The federal government has pledged to continue entrenching fair labour practices and promoting Decent Work Agenda in the nation’s world of work.
President, Muhammadu Buhari made this pledge in his address to Nigerian workers during the 2021 May Day celebration held at Eagle Square, Abuja.
Represented by Minister for Labour and Employment Dr Chris Ngige, the president said in spite of the challenges brought about by the COVID-19 pandemic, the federal government remained committed to the maintenance of decent work agenda, which is also a necessary tool for national economic growth.
The president said: “Fair labour practices must be the norm in our world of work,” and emphasised that “decent jobs in our workplaces remain a goal for this administration.”
He described “decent jobs in the workplaces” as reflecting all the goodness in labour administration, and involved opportunities for productive work and fair income, social protection, social dialogue, gender parity and equality, workplace cooperation and cohesion, among others.
“Irrespective of the hitches caused by the pandemic in our efforts and journey to attain the United Nations’ 2030 Sustainable Development Goals and the African Union 2063 Agenda with its embodied seven African aspirations, we Nigerians are committed to inclusive and sustainable development anchored by the decent work agenda to initiate and maintain economic growth,” he further said.
He said in recognition of the importance of decent jobs in the promotion of sustained and inclusive economic growth, full and productive employment, the federal government “had appealed and continues to appeal to all employers of labour to jettison job reduction and is also ensuring poverty alleviation through various safety net programmes to cushion the effects of the COVID-19 pandemic.”

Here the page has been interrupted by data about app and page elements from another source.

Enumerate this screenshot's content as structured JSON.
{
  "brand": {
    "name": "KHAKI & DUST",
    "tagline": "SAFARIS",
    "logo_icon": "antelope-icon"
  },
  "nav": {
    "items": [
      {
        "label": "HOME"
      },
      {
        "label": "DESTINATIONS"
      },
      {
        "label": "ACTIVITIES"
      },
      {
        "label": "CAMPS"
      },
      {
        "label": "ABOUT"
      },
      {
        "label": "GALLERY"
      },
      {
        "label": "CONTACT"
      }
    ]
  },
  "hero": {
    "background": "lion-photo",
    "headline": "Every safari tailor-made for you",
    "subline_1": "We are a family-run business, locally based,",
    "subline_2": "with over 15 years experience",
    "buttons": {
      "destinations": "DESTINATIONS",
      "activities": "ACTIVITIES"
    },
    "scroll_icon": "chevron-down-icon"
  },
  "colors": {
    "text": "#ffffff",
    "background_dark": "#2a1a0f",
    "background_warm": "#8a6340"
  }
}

He noted that “as part of securing decent jobs and promoting social protection and people’s welfare, Government would look at the relevant conventions of the International Labour Organisation (ILO) through the newly inaugurated National Labour Advisory Council (NLAC), to extract and ratify what we can adopt to our national practice and environment such as Convention No. 102 on Social Security (Minimum Standards).”
The president said while awaiting the formalisation of the social protection network and people’s welfare, the federal government had put in place some socio-economic policies to alleviate poverty.
“These policies, which are majorly for building small and medium scale businesses, are essentially aimed at supporting the labour force.
“The programmes include, but not limited to “the expansion of the Conditional Cash Transfer for the vulnerable poor from 2.6 million households (13 million persons) to 7.6 million households (about 32 million persons), and COVID-19 Rapid Response Register (RRR) for urban poor which now has 4.8 million households (20 million persons), which also include urban poor/working class.”
There are also the Entrepreneur Support Programme, Artisan Support Fund, Payroll Support Fund for small scale businesses, and Guaranteed Off-take Stimulus Scheme, National Youth Investment Fund (NYIF) for young entrepreneurs of 75 Billion Naira for three years, among others.
Buhari further stated that the Federal Government intended to expand the N-Power programme from the present 500,000 to one million persons and the Central Bank of Nigeria had activated her programme in Agriculture and Manufacturing.
Mr President enjoined Nigerian workers to continue working together with the government for the good of the country.
Also in his own address, Dr Ngige commended the social partners in Nigeria for cooperating with the government to minimise the negative impacts of the COVID-19 pandemic.
Ngige, represented by Minister of State for Labour and Employment, Festus Keyamo, SAN, noted that jobs lost on the anticipated scale and industrial actions were minimal.
He applauded the social partners, particularly workers’ representatives, for embracing social dialogue to reach a new Social Pact in order to tackle the emerging issues due to the pandemic and “forge a way forward for the good of our socio-economic.”
The minister stated that the palliative committee, which the federal government established with the two federations of trade unions to discuss issues arising from the negative economic impact of the pandemic on the nation, had been working to put together palliatives and other safety nets to augment the fallen income of the Nigerian populace during the pandemic, especially in the informal economy.